» **What to produce**: Return all lines of the records that contain the word "screenshot".

* * * * * * *

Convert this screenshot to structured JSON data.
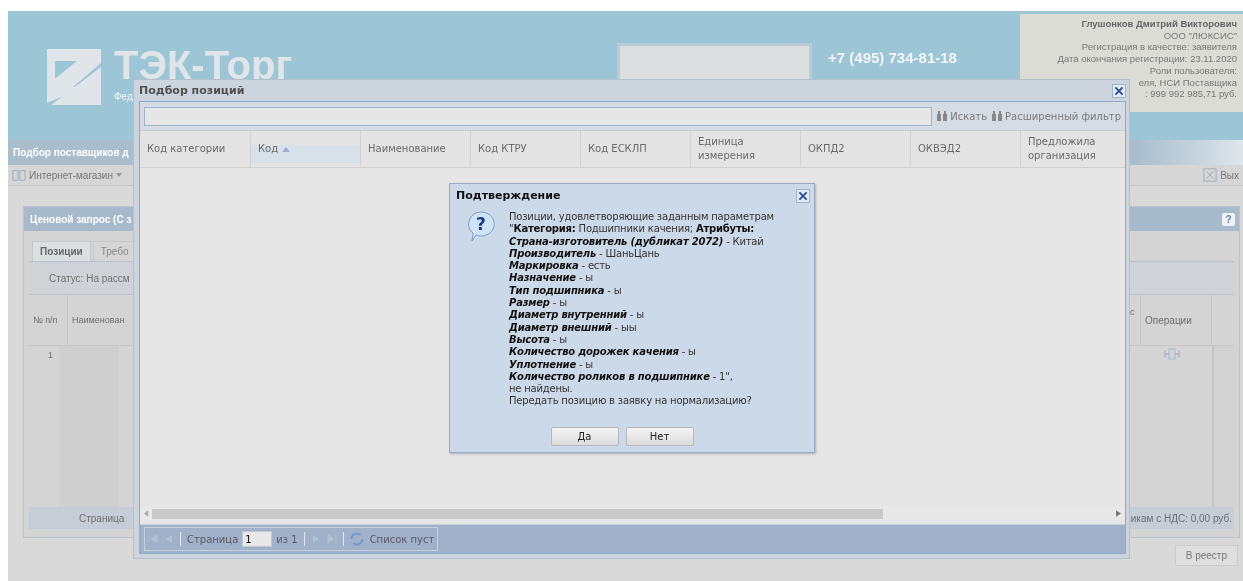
{
  "page": {
    "brand": {
      "name": "ТЭК-Торг",
      "subtitle": "Фед"
    },
    "phone": "+7 (495) 734-81-18",
    "user_panel": {
      "name": "Глушонков Дмитрий Викторович",
      "lines": [
        "ООО \"ЛЮКСИС\"",
        "Регистрация в качестве: заявителя",
        "Дата окончания регистрации: 23.11.2020",
        "Роли пользователя:",
        "еля, НСИ Поставщика",
        ": 999 992 985,71 руб."
      ]
    },
    "section_title": "Подбор поставщиков д",
    "toolbar": {
      "left": "Интернет-магазин",
      "right": "Вых"
    },
    "panel": {
      "title": "Ценовой запрос (С з",
      "help": "?",
      "tabs": [
        {
          "label": "Позиции",
          "selected": true
        },
        {
          "label": "Требо",
          "selected": false
        }
      ],
      "status": "Статус: На рассм",
      "columns_left": [
        "№ п/п",
        "Наименован"
      ],
      "columns_right": [
        "с",
        "Операции"
      ],
      "rows": [
        {
          "number": "1"
        }
      ],
      "pager_label": "Страница",
      "total": "икам с НДС: 0,00 руб."
    },
    "registry_button": "В реестр"
  },
  "picker": {
    "title": "Подбор позиций",
    "search_button": "Искать",
    "filter_button": "Расширенный фильтр",
    "columns": [
      {
        "label": "Код категории",
        "sorted": false
      },
      {
        "label": "Код",
        "sorted": true
      },
      {
        "label": "Наименование",
        "sorted": false
      },
      {
        "label": "Код КТРУ",
        "sorted": false
      },
      {
        "label": "Код ЕСКЛП",
        "sorted": false
      },
      {
        "label": "Единица измерения",
        "sorted": false
      },
      {
        "label": "ОКПД2",
        "sorted": false
      },
      {
        "label": "ОКВЭД2",
        "sorted": false
      },
      {
        "label": "Предложила организация",
        "sorted": false
      }
    ],
    "pager": {
      "page_label": "Страница",
      "page": "1",
      "of": "из 1",
      "status": "Список пуст"
    }
  },
  "confirm": {
    "title": "Подтверждение",
    "icon": "?",
    "message": [
      "Позиции, удовлетворяющие заданным параметрам",
      "\"**Категория:** Подшипники качения; **Атрибуты:**",
      "*Страна-изготовитель (дубликат 2072)* - Китай",
      "*Производитель* - ШаньЦань",
      "*Маркировка* - есть",
      "*Назначение* - ы",
      "*Тип подшипника* - ы",
      "*Размер* - ы",
      "*Диаметр внутренний* - ы",
      "*Диаметр внешний* - ыы",
      "*Высота* - ы",
      "*Количество дорожек качения* - ы",
      "*Уплотнение* - ы",
      "*Количество роликов в подшипнике* - 1\",",
      "не найдены.",
      "Передать позицию в заявку на нормализацию?"
    ],
    "buttons": [
      "Да",
      "Нет"
    ]
  }
}
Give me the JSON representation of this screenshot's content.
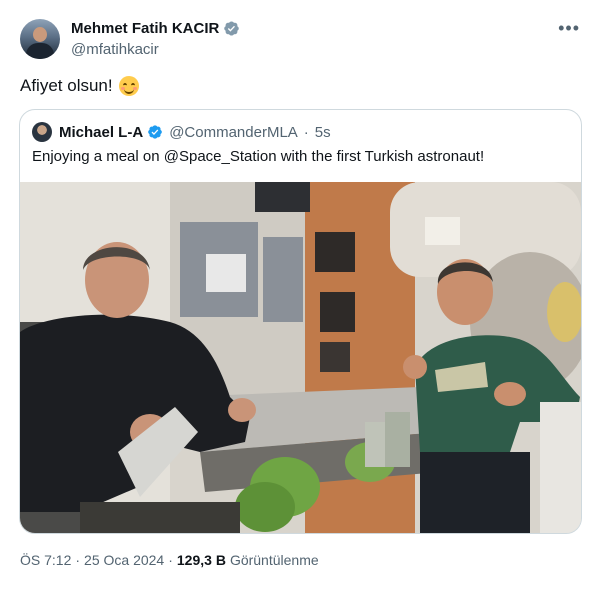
{
  "author": {
    "display_name": "Mehmet Fatih KACIR",
    "handle": "@mfatihkacir",
    "verified": true
  },
  "tweet": {
    "text": "Afiyet olsun!",
    "emoji": "smiling-face-icon"
  },
  "more_icon": "ellipsis-icon",
  "quoted": {
    "display_name": "Michael L-A",
    "handle": "@CommanderMLA",
    "separator": "·",
    "time": "5s",
    "text": "Enjoying a meal on @Space_Station with the first Turkish astronaut!",
    "image": "photo of two astronauts eating inside the space station module"
  },
  "footer": {
    "time": "ÖS 7:12",
    "separator": "·",
    "date": "25 Oca 2024",
    "separator2": "·",
    "views_count": "129,3 B",
    "views_label": "Görüntülenme"
  },
  "colors": {
    "verified_blue": "#1d9bf0",
    "text": "#0f1419",
    "secondary": "#536471",
    "border": "#cfd9de"
  }
}
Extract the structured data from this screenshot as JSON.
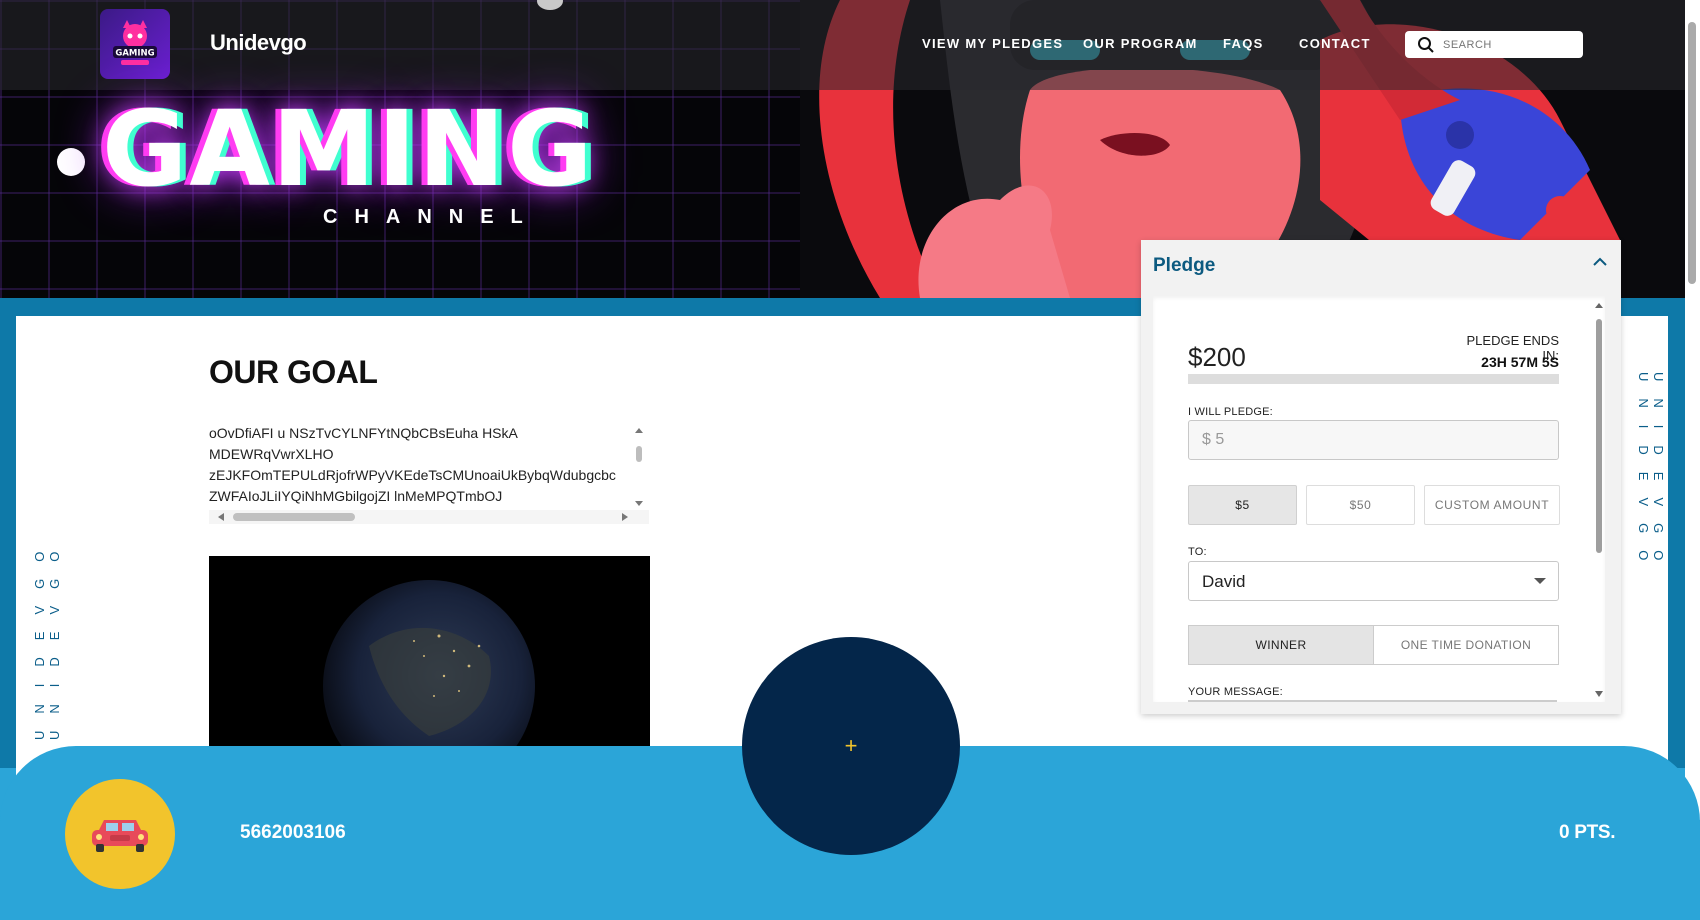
{
  "header": {
    "brand": "Unidevgo",
    "logo_text": "GAMING",
    "nav": [
      "VIEW MY PLEDGES",
      "OUR PROGRAM",
      "FAQS",
      "CONTACT"
    ],
    "search_placeholder": "SEARCH"
  },
  "hero": {
    "title": "GAMING",
    "subtitle": "CHANNEL"
  },
  "side_text": "UNIDEVGO UNIDEVGO",
  "goal": {
    "title": "OUR GOAL",
    "lines": [
      "oOvDfiAFI u NSzTvCYLNFYtNQbCBsEuha HSkA",
      "MDEWRqVwrXLHO",
      "zEJKFOmTEPULdRjofrWPyVKEdeTsCMUnoaiUkBybqWdubgcbc",
      "ZWFAIoJLiIYQiNhMGbilgojZI lnMeMPQTmbOJ"
    ]
  },
  "pledge": {
    "header": "Pledge",
    "amount": "$200",
    "ends_label": "PLEDGE ENDS IN:",
    "ends_time": "23H 57M 5S",
    "progress": 0,
    "will_pledge_label": "I WILL PLEDGE:",
    "input_value": "$  5",
    "amount_buttons": [
      "$5",
      "$50",
      "CUSTOM AMOUNT"
    ],
    "to_label": "TO:",
    "to_value": "David",
    "toggle": [
      "WINNER",
      "ONE TIME DONATION"
    ],
    "message_label": "YOUR MESSAGE:"
  },
  "footer": {
    "phone": "5662003106",
    "points": "0 PTS.",
    "fab_label": "+"
  },
  "colors": {
    "accent": "#2ba5d8",
    "dark_navy": "#04264a",
    "pledge_title": "#0c5a80",
    "gold": "#f2c42c"
  }
}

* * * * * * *

» **Response**:
Convert this screenshot to structured JSON data.
Give me the JSON representation of this screenshot's content.
Extract the structured data from this screenshot as JSON.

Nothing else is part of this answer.